[DATA FOR THE TASK]:
◇ ◇ ◇ ◇
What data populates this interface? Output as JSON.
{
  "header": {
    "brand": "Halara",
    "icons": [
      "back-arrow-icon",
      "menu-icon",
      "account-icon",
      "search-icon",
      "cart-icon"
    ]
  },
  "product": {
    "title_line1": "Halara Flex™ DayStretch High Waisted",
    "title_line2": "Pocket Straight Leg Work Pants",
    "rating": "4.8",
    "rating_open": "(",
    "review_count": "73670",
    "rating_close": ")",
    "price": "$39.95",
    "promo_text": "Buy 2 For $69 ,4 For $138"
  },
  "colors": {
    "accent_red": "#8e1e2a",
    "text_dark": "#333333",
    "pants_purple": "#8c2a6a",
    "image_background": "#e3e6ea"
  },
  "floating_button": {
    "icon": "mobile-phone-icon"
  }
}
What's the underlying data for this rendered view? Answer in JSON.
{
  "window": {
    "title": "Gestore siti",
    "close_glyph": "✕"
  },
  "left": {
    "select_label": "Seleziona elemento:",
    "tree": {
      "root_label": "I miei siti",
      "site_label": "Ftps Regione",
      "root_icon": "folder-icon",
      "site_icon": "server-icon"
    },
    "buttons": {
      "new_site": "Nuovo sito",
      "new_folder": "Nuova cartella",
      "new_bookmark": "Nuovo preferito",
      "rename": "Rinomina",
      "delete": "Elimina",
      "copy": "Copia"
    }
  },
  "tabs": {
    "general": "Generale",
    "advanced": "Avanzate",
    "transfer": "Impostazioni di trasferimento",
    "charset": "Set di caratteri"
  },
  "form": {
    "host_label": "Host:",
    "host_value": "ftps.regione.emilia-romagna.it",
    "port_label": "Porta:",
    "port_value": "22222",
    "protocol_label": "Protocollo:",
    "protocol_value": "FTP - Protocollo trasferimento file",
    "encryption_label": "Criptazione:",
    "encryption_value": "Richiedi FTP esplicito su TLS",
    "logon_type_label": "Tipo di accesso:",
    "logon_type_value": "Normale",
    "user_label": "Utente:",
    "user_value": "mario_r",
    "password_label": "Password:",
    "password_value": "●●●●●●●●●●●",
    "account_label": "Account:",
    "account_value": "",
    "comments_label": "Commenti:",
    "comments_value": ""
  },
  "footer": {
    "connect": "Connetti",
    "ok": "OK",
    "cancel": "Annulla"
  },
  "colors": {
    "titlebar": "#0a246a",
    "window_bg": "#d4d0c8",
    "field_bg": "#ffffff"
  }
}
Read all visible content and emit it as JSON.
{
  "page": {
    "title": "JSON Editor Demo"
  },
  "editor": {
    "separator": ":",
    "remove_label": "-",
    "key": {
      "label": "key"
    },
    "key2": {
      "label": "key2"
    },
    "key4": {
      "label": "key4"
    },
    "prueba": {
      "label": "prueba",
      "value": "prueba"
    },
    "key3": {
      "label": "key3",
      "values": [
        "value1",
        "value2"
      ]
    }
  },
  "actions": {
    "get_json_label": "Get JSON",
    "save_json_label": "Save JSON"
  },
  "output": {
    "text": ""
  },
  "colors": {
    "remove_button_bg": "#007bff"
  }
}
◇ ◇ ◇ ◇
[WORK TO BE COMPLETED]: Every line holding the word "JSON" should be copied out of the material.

[TASK OUTPUT]:
What data populates this interface? Output as JSON.
What's the underlying data for this rendered view? Answer in JSON.
Read all visible content and emit it as JSON.
    "title": "JSON Editor Demo"
    "get_json_label": "Get JSON",
    "save_json_label": "Save JSON"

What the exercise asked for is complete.